It is important to note that marcasite is too soft to be used in jewellery. For this reason, marcasite jewellery is actually made from pyrite, contrary to the impression one gets from its name. The Incas are the earliest known civilization to use marcasite in jewellery. Notable pieces have been found in several burial chambers. As well, marcasite was used by the Incas as mirrors, in sun-worship rituals and as a means of seeing into the future. During the Georgian period (1714-1837) the Swiss began to produce marcasite for the European market to bypass the Sumptuary Laws which forbade the use of diamond by all but the most aristocratic. When cut in a pyramid shape with a flat back the marcasite had a brilliance resembling diamond. Early cut steel was used in the same way.
Arsenopyrite is named for the minerals chemical composition. It is silver-white to steel-gray in colour with a greyish black streak. The mineral tarnishes dark gray but occasionally also an iridescent pink.

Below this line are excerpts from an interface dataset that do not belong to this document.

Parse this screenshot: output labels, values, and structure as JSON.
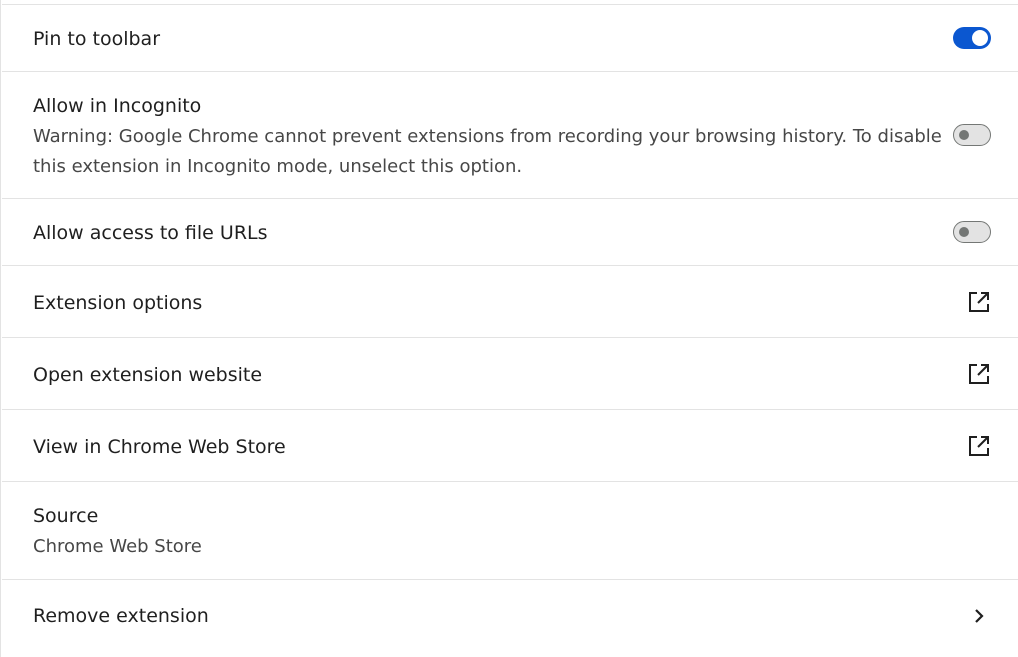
{
  "settings": {
    "pin_to_toolbar": {
      "label": "Pin to toolbar",
      "enabled": true
    },
    "allow_incognito": {
      "label": "Allow in Incognito",
      "warning_line1": "Warning: Google Chrome cannot prevent extensions from recording your browsing history. To disable",
      "warning_line2": "this extension in Incognito mode, unselect this option.",
      "enabled": false
    },
    "allow_file_urls": {
      "label": "Allow access to file URLs",
      "enabled": false
    },
    "extension_options": {
      "label": "Extension options",
      "icon": "open-in-new-icon"
    },
    "open_website": {
      "label": "Open extension website",
      "icon": "open-in-new-icon"
    },
    "view_store": {
      "label": "View in Chrome Web Store",
      "icon": "open-in-new-icon"
    },
    "source": {
      "label": "Source",
      "value": "Chrome Web Store"
    },
    "remove_extension": {
      "label": "Remove extension",
      "icon": "chevron-right-icon"
    }
  },
  "colors": {
    "accent": "#0b57d0",
    "divider": "#e3e3e3",
    "text": "#1f1f1f",
    "secondary_text": "#474747"
  }
}
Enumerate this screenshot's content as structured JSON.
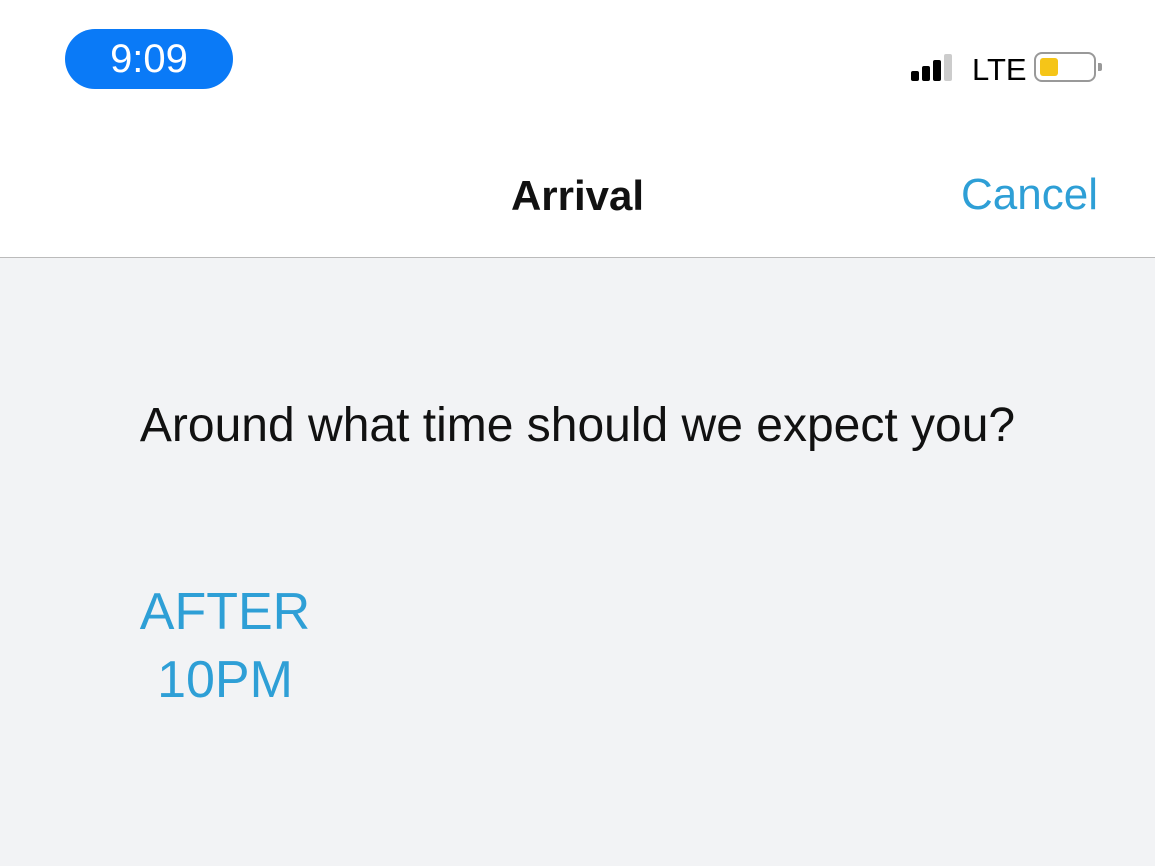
{
  "status": {
    "time": "9:09",
    "network": "LTE",
    "battery_level": 0.25
  },
  "nav": {
    "title": "Arrival",
    "cancel": "Cancel"
  },
  "main": {
    "question": "Around what time should we expect you?",
    "options": [
      {
        "line1": "AFTER",
        "line2": "10PM"
      }
    ]
  }
}
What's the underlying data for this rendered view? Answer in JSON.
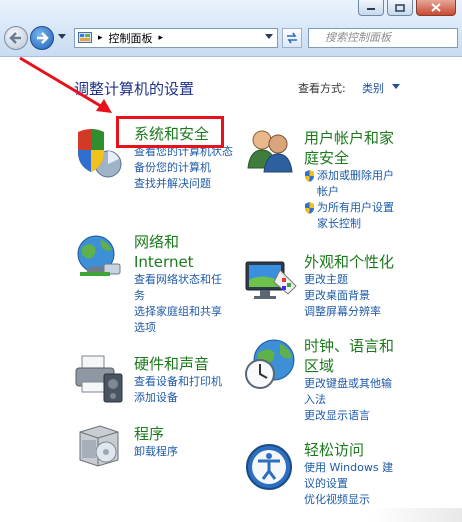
{
  "address_bar": {
    "crumb": "控制面板",
    "search_placeholder": "搜索控制面板"
  },
  "header": {
    "title": "调整计算机的设置",
    "view_by_label": "查看方式:",
    "view_by_value": "类别"
  },
  "categories": {
    "system_security": {
      "title": "系统和安全",
      "links": [
        "查看您的计算机状态",
        "备份您的计算机",
        "查找并解决问题"
      ]
    },
    "user_accounts": {
      "title_line1": "用户帐户和家",
      "title_line2": "庭安全",
      "links": [
        "添加或删除用户",
        "帐户",
        "为所有用户设置",
        "家长控制"
      ]
    },
    "network": {
      "title_line1": "网络和",
      "title_line2": "Internet",
      "links": [
        "查看网络状态和任",
        "务",
        "选择家庭组和共享",
        "选项"
      ]
    },
    "appearance": {
      "title": "外观和个性化",
      "links": [
        "更改主题",
        "更改桌面背景",
        "调整屏幕分辨率"
      ]
    },
    "hardware": {
      "title": "硬件和声音",
      "links": [
        "查看设备和打印机",
        "添加设备"
      ]
    },
    "clock": {
      "title_line1": "时钟、语言和",
      "title_line2": "区域",
      "links": [
        "更改键盘或其他输",
        "入法",
        "更改显示语言"
      ]
    },
    "programs": {
      "title": "程序",
      "links": [
        "卸载程序"
      ]
    },
    "ease": {
      "title": "轻松访问",
      "links": [
        "使用 Windows 建",
        "议的设置",
        "优化视频显示"
      ]
    }
  },
  "colors": {
    "category_title": "#1c7a1c",
    "link": "#1e5ba8",
    "header": "#1e3287",
    "highlight": "#e8101b"
  }
}
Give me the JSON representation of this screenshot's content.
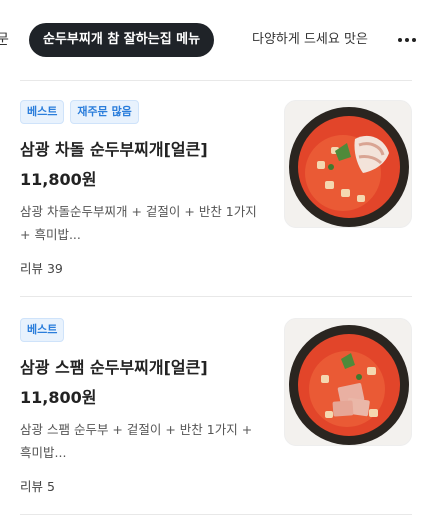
{
  "tabs": {
    "prev_cut": "문",
    "active": "순두부찌개 참 잘하는집 메뉴",
    "next": "다양하게 드세요 맛은"
  },
  "items": [
    {
      "badges": [
        "베스트",
        "재주문 많음"
      ],
      "name": "삼광 차돌 순두부찌개[얼큰]",
      "price": "11,800원",
      "desc": "삼광 차돌순두부찌개 + 겉절이 + 반찬 1가지 + 흑미밥...",
      "review": "리뷰 39",
      "thumb_icon": "sundubu-chadol-photo"
    },
    {
      "badges": [
        "베스트"
      ],
      "name": "삼광 스팸 순두부찌개[얼큰]",
      "price": "11,800원",
      "desc": "삼광 스팸 순두부 + 겉절이 + 반찬 1가지 + 흑미밥...",
      "review": "리뷰 5",
      "thumb_icon": "sundubu-spam-photo"
    }
  ]
}
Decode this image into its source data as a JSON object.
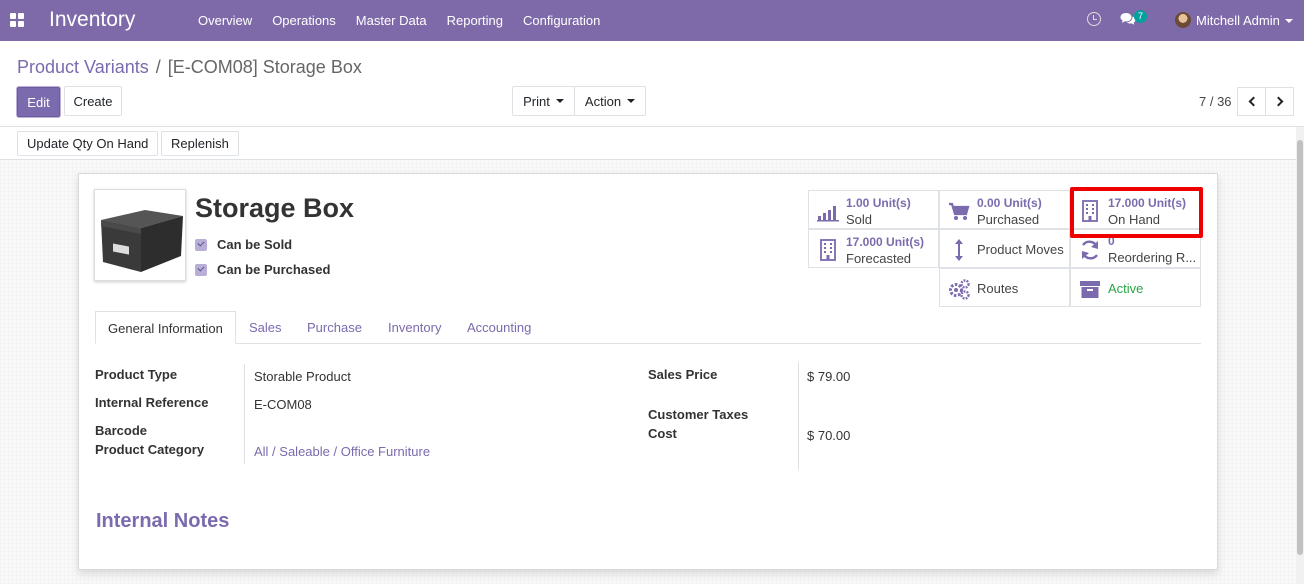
{
  "navbar": {
    "app_name": "Inventory",
    "menu": [
      "Overview",
      "Operations",
      "Master Data",
      "Reporting",
      "Configuration"
    ],
    "chat_badge": "7",
    "user_name": "Mitchell Admin"
  },
  "breadcrumb": {
    "parent": "Product Variants",
    "separator": "/",
    "current": "[E-COM08] Storage Box"
  },
  "control_panel": {
    "edit_label": "Edit",
    "create_label": "Create",
    "print_label": "Print",
    "action_label": "Action",
    "pager": "7 / 36"
  },
  "statusbar": {
    "update_qty_label": "Update Qty On Hand",
    "replenish_label": "Replenish"
  },
  "product": {
    "name": "Storage Box",
    "can_be_sold_label": "Can be Sold",
    "can_be_purchased_label": "Can be Purchased"
  },
  "smart_buttons": {
    "sold": {
      "value": "1.00",
      "unit": "Unit(s)",
      "label": "Sold",
      "icon": "bar-chart-icon"
    },
    "purchased": {
      "value": "0.00",
      "unit": "Unit(s)",
      "label": "Purchased",
      "icon": "cart-icon"
    },
    "on_hand": {
      "value": "17.000",
      "unit": "Unit(s)",
      "label": "On Hand",
      "icon": "building-icon"
    },
    "forecasted": {
      "value": "17.000",
      "unit": "Unit(s)",
      "label": "Forecasted",
      "icon": "building-icon"
    },
    "product_moves": {
      "label": "Product Moves",
      "icon": "arrows-vertical-icon"
    },
    "reordering": {
      "value": "0",
      "label": "Reordering R...",
      "icon": "refresh-icon"
    },
    "routes": {
      "label": "Routes",
      "icon": "cogs-icon"
    },
    "active": {
      "label": "Active",
      "icon": "archive-icon",
      "color": "#28a745"
    }
  },
  "tabs": [
    "General Information",
    "Sales",
    "Purchase",
    "Inventory",
    "Accounting"
  ],
  "general_info": {
    "product_type_label": "Product Type",
    "product_type_value": "Storable Product",
    "internal_ref_label": "Internal Reference",
    "internal_ref_value": "E-COM08",
    "barcode_label": "Barcode",
    "product_category_label": "Product Category",
    "product_category_value": "All / Saleable / Office Furniture",
    "sales_price_label": "Sales Price",
    "sales_price_value": "$ 79.00",
    "customer_taxes_label": "Customer Taxes",
    "cost_label": "Cost",
    "cost_value": "$ 70.00"
  },
  "notes": {
    "title": "Internal Notes"
  },
  "colors": {
    "brand": "#7f6aa9",
    "link": "#7c6aae",
    "highlight": "#e00000",
    "active": "#28a745"
  }
}
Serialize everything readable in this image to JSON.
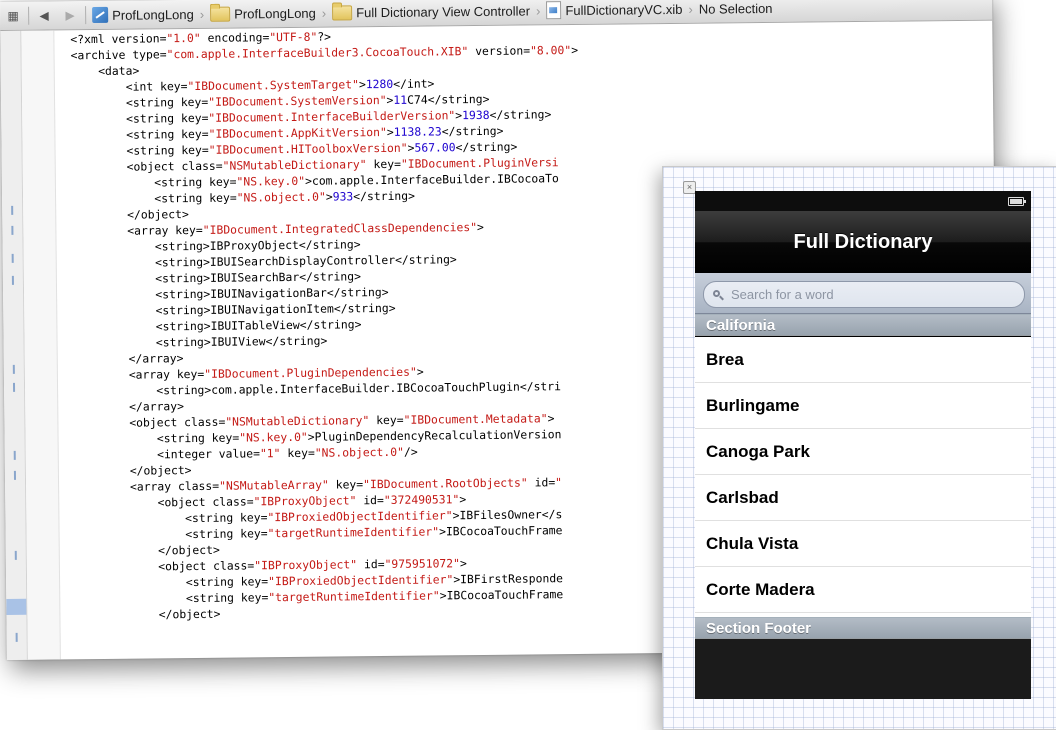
{
  "jumpbar": {
    "items": [
      {
        "label": "ProfLongLong",
        "icon": "project-icon"
      },
      {
        "label": "ProfLongLong",
        "icon": "folder-icon"
      },
      {
        "label": "Full Dictionary View Controller",
        "icon": "folder-icon"
      },
      {
        "label": "FullDictionaryVC.xib",
        "icon": "xib-file-icon"
      },
      {
        "label": "No Selection",
        "icon": ""
      }
    ]
  },
  "code": {
    "lines": [
      [
        [
          "t",
          "<?xml version="
        ],
        [
          "s",
          "\"1.0\""
        ],
        [
          "t",
          " encoding="
        ],
        [
          "s",
          "\"UTF-8\""
        ],
        [
          "t",
          "?>"
        ]
      ],
      [
        [
          "t",
          "<archive type="
        ],
        [
          "s",
          "\"com.apple.InterfaceBuilder3.CocoaTouch.XIB\""
        ],
        [
          "t",
          " version="
        ],
        [
          "s",
          "\"8.00\""
        ],
        [
          "t",
          ">"
        ]
      ],
      [
        [
          "t",
          "    <data>"
        ]
      ],
      [
        [
          "t",
          "        <int key="
        ],
        [
          "s",
          "\"IBDocument.SystemTarget\""
        ],
        [
          "t",
          ">"
        ],
        [
          "n",
          "1280"
        ],
        [
          "t",
          "</int>"
        ]
      ],
      [
        [
          "t",
          "        <string key="
        ],
        [
          "s",
          "\"IBDocument.SystemVersion\""
        ],
        [
          "t",
          ">"
        ],
        [
          "n",
          "11"
        ],
        [
          "t",
          "C74</string>"
        ]
      ],
      [
        [
          "t",
          "        <string key="
        ],
        [
          "s",
          "\"IBDocument.InterfaceBuilderVersion\""
        ],
        [
          "t",
          ">"
        ],
        [
          "n",
          "1938"
        ],
        [
          "t",
          "</string>"
        ]
      ],
      [
        [
          "t",
          "        <string key="
        ],
        [
          "s",
          "\"IBDocument.AppKitVersion\""
        ],
        [
          "t",
          ">"
        ],
        [
          "n",
          "1138.23"
        ],
        [
          "t",
          "</string>"
        ]
      ],
      [
        [
          "t",
          "        <string key="
        ],
        [
          "s",
          "\"IBDocument.HIToolboxVersion\""
        ],
        [
          "t",
          ">"
        ],
        [
          "n",
          "567.00"
        ],
        [
          "t",
          "</string>"
        ]
      ],
      [
        [
          "t",
          "        <object class="
        ],
        [
          "s",
          "\"NSMutableDictionary\""
        ],
        [
          "t",
          " key="
        ],
        [
          "s",
          "\"IBDocument.PluginVersi"
        ]
      ],
      [
        [
          "t",
          "            <string key="
        ],
        [
          "s",
          "\"NS.key.0\""
        ],
        [
          "t",
          ">com.apple.InterfaceBuilder.IBCocoaTo"
        ]
      ],
      [
        [
          "t",
          "            <string key="
        ],
        [
          "s",
          "\"NS.object.0\""
        ],
        [
          "t",
          ">"
        ],
        [
          "n",
          "933"
        ],
        [
          "t",
          "</string>"
        ]
      ],
      [
        [
          "t",
          "        </object>"
        ]
      ],
      [
        [
          "t",
          "        <array key="
        ],
        [
          "s",
          "\"IBDocument.IntegratedClassDependencies\""
        ],
        [
          "t",
          ">"
        ]
      ],
      [
        [
          "t",
          "            <string>IBProxyObject</string>"
        ]
      ],
      [
        [
          "t",
          "            <string>IBUISearchDisplayController</string>"
        ]
      ],
      [
        [
          "t",
          "            <string>IBUISearchBar</string>"
        ]
      ],
      [
        [
          "t",
          "            <string>IBUINavigationBar</string>"
        ]
      ],
      [
        [
          "t",
          "            <string>IBUINavigationItem</string>"
        ]
      ],
      [
        [
          "t",
          "            <string>IBUITableView</string>"
        ]
      ],
      [
        [
          "t",
          "            <string>IBUIView</string>"
        ]
      ],
      [
        [
          "t",
          "        </array>"
        ]
      ],
      [
        [
          "t",
          "        <array key="
        ],
        [
          "s",
          "\"IBDocument.PluginDependencies\""
        ],
        [
          "t",
          ">"
        ]
      ],
      [
        [
          "t",
          "            <string>com.apple.InterfaceBuilder.IBCocoaTouchPlugin</stri"
        ]
      ],
      [
        [
          "t",
          "        </array>"
        ]
      ],
      [
        [
          "t",
          "        <object class="
        ],
        [
          "s",
          "\"NSMutableDictionary\""
        ],
        [
          "t",
          " key="
        ],
        [
          "s",
          "\"IBDocument.Metadata\""
        ],
        [
          "t",
          ">"
        ]
      ],
      [
        [
          "t",
          "            <string key="
        ],
        [
          "s",
          "\"NS.key.0\""
        ],
        [
          "t",
          ">PluginDependencyRecalculationVersion"
        ]
      ],
      [
        [
          "t",
          "            <integer value="
        ],
        [
          "s",
          "\"1\""
        ],
        [
          "t",
          " key="
        ],
        [
          "s",
          "\"NS.object.0\""
        ],
        [
          "t",
          "/>"
        ]
      ],
      [
        [
          "t",
          "        </object>"
        ]
      ],
      [
        [
          "t",
          "        <array class="
        ],
        [
          "s",
          "\"NSMutableArray\""
        ],
        [
          "t",
          " key="
        ],
        [
          "s",
          "\"IBDocument.RootObjects\""
        ],
        [
          "t",
          " id="
        ],
        [
          "s",
          "\""
        ]
      ],
      [
        [
          "t",
          "            <object class="
        ],
        [
          "s",
          "\"IBProxyObject\""
        ],
        [
          "t",
          " id="
        ],
        [
          "s",
          "\"372490531\""
        ],
        [
          "t",
          ">"
        ]
      ],
      [
        [
          "t",
          "                <string key="
        ],
        [
          "s",
          "\"IBProxiedObjectIdentifier\""
        ],
        [
          "t",
          ">IBFilesOwner</s"
        ]
      ],
      [
        [
          "t",
          "                <string key="
        ],
        [
          "s",
          "\"targetRuntimeIdentifier\""
        ],
        [
          "t",
          ">IBCocoaTouchFrame"
        ]
      ],
      [
        [
          "t",
          "            </object>"
        ]
      ],
      [
        [
          "t",
          "            <object class="
        ],
        [
          "s",
          "\"IBProxyObject\""
        ],
        [
          "t",
          " id="
        ],
        [
          "s",
          "\"975951072\""
        ],
        [
          "t",
          ">"
        ]
      ],
      [
        [
          "t",
          "                <string key="
        ],
        [
          "s",
          "\"IBProxiedObjectIdentifier\""
        ],
        [
          "t",
          ">IBFirstResponde"
        ]
      ],
      [
        [
          "t",
          "                <string key="
        ],
        [
          "s",
          "\"targetRuntimeIdentifier\""
        ],
        [
          "t",
          ">IBCocoaTouchFrame"
        ]
      ],
      [
        [
          "t",
          "            </object>"
        ]
      ]
    ]
  },
  "iphone": {
    "nav_title": "Full Dictionary",
    "search_placeholder": "Search for a word",
    "section_header": "California",
    "rows": [
      "Brea",
      "Burlingame",
      "Canoga Park",
      "Carlsbad",
      "Chula Vista",
      "Corte Madera"
    ],
    "section_footer": "Section Footer"
  },
  "colors": {
    "xml_string": "#c41a16",
    "xml_number": "#1c00cf",
    "section_header": "#a4afba"
  }
}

Arsenopyrite is the most common arsenic-bearing mineral and is found worldwide. It is generally found as a product of high temperature ore veins, pegmatite’s or contact metamorphism. Rarely is it seen in igneous basalt rocks.
Chromate Copper Arsenate (CCA) has been used to treat wood to prevent rotting in lumber designated for use outdoors since the 1940s. This treatment was used on the majority of wood from the 1970s until 2003. The arsenic in the wood is hazardous and is in fact a known human carcinogen. Exposure can cause cancer of the lung, bladder, skin, kidney, prostate and nasal passage as well as leading to nerve damage, dizziness, diabetes and changes in hormone function. The chemicals in the CCA –treated wood have been shown to leach into the environment and can transfer to the skin when people touch the wood. CCA treated wood can be found virtually anywhere outdoor lumber is utilized. It has been phased out of use but any wood purchased prior to December 31st 2003 could have been CCA –treated.
Arsenopyrite vs. Gold
Arsenopyrite is much more brittle than gold. As well, it is silver in colour whereas gold is more of a buttery yellow.
Arsenopyrite vs. Pyrite
When struck with a hammer pyrite will give off sparks where arsenopyrite will give off the distinct smell of garlic.
The University of Waterloo acknowledges that much of our work takes place on the traditional territory of the Neutral, Anishinaabeg and Haudenosaunee peoples. Our main campus is situated on the Haldimand Tract, the land promised to the Six Nations that includes six miles on each side of the Grand River. Our active work toward reconciliation takes place across our campuses through research, learning, teaching, and community building, and is centralized within our Indigenous Initiatives Office.